The persistence of some original characteristics makes it possible to speak of two Belgian literatures: one in French and the other in Dutch (in the language more commonly called, less exactly, Flemish). From the historical events we can see the formation, the progress, the decline, the resurrection of two literatures on the same homeland and with evidently common characters. Two cultures therefore coexist starting from the capital Brussels, perfectly bilingual in all its official manifestations. Many Flemings have chosen to write in French. Then some, like Philippe Marnix de Sainte-Aldegonde (1540-1598), they wrote in both languages ​​with great perfection. The changes, which are found in the two literatures also in relation to historical facts (starting, for the modern age, with the independence of the Belgians in 1830), indicate affinities that cannot be underestimated, even if, from the first to the second war worldwide, the disagreements between the two linguistic communities have not yet subsided.
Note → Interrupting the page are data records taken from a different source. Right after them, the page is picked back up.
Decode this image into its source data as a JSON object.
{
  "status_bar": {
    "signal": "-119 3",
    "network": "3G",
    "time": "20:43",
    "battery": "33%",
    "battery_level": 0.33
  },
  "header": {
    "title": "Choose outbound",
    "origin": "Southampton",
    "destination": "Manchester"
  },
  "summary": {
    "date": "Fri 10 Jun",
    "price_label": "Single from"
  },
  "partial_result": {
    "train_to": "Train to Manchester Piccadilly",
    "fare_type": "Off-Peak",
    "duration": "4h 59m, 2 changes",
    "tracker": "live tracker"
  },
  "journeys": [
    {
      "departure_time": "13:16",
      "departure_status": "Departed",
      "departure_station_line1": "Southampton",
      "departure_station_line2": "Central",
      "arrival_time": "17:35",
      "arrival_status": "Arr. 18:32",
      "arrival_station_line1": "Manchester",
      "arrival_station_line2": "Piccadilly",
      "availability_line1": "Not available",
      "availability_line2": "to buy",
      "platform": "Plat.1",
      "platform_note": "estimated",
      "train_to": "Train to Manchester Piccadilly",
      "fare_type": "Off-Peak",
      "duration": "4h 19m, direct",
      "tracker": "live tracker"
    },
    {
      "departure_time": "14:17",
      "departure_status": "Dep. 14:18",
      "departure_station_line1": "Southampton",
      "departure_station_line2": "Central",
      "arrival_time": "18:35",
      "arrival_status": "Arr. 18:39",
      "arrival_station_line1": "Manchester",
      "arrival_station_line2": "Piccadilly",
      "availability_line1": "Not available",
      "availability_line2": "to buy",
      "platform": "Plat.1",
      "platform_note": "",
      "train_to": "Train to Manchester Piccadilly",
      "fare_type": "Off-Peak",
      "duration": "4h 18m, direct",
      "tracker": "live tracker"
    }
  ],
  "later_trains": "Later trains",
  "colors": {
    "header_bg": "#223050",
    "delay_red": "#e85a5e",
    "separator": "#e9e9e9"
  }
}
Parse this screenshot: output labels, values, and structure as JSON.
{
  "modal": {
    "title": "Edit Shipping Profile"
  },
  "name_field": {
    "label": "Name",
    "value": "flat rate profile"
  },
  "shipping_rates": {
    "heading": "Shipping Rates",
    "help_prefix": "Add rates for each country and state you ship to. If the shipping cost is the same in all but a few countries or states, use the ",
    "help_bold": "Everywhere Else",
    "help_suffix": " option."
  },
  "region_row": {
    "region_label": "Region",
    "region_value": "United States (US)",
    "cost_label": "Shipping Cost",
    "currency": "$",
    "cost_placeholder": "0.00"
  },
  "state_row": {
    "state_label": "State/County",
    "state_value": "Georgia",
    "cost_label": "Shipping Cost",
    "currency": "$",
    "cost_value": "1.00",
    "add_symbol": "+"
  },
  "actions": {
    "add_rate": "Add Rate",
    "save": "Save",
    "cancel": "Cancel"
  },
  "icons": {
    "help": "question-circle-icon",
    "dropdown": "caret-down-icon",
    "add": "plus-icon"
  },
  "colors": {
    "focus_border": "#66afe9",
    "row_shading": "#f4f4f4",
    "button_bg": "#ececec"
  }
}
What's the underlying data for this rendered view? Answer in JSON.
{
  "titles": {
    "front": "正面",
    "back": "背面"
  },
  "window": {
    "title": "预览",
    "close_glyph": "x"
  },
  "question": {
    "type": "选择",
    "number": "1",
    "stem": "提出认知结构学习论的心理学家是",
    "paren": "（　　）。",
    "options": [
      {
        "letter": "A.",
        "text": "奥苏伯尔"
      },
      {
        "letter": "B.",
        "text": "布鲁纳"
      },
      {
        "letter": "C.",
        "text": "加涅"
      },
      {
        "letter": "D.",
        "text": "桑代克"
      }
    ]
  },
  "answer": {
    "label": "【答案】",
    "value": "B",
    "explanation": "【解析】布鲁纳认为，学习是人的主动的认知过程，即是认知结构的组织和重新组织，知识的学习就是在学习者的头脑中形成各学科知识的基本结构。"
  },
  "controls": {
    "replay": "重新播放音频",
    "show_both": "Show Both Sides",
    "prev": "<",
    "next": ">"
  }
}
The golden age of music in Belgium coincided with the flowering of the so-called Flemish school (c. 1400-1550), which affected a vast historical unit including Holland and some parts of northern France (the Netherlands). When this unity was broken, following the conquest of independence from Spain (1579) by the Republic of the United Provinces (present-day Holland), in the southern Netherlands, which remained under Spanish rule, musical life suffered from the more general political and economic decline. However, it remained intense, both in the field of sacred vocal music, where the repertoire and style of the great Flemish school still predominated until the mid-century. XVII (while the Italian and French influences were becoming more and more sensitive), both in the field of instrumental music, which received new impetus from the immigration of English composers (in particular J. Bull and P. Philips), forced by persecutions against Catholics to leave their country. Among the most significant authors of organ or harpsichord music were P. Cornet, C. Guillet, A. Van den Kerckhoven. Even in the century. XVIII an important harpsichord school flourished, very influenced by the French one, with JB Loeillet, JH Fiocco and CJ Van Helmont, authors of other significant instrumental music as well. The melodramas of AM Grétry were also linked to the French musical tradition. The link with France remained one of the fundamental aspects of Belgian music even after the recognition of the country’s independence (1830), at least as regards the Walloon composers. Thanks to H. Vieuxtemps a violin school was formed in Liège, later continued by E. Ysaÿe, and in the same city C. Franckwas born, whose influence on French music of the end of the century. XIX was of considerable importance. Among his pupils was G. Lekeu, who died prematurely. During the century. In the nineteenth century a Flemish national school also arose, by P. Benoit, who intended to assume a popular tone with the cantatas of great bulk, characterized by a robust melodic vein and a vigorous realism. This school, which opposed the taste of the Walloons, mainly aimed at instrumental music, a predilection for the great choral fresco of cantatas, often with a historical subject, was continued by J. Blockx, E. Tinel and others, almost until the years of the Second World War. Only the younger Flemish generation has regained contact with the European avant-gardes. Among the Belgian composers of the century. XIX should be remembered above all J. Absil (1893-1974) and H. Pousseur (b. 1929), who was among the protagonists of the Neue Musik in the years of Darmstadt (avant-garde). In the field of musical historiography, some distinguished scholars should be mentioned: F.-J. Fétis, FA Gevaert and C.-E.-H. de Coussemaker in the century. XIX; C.-J.-E. van den Borren and Suzanne Clercx in the 9th century XX.

Belgium Culture 2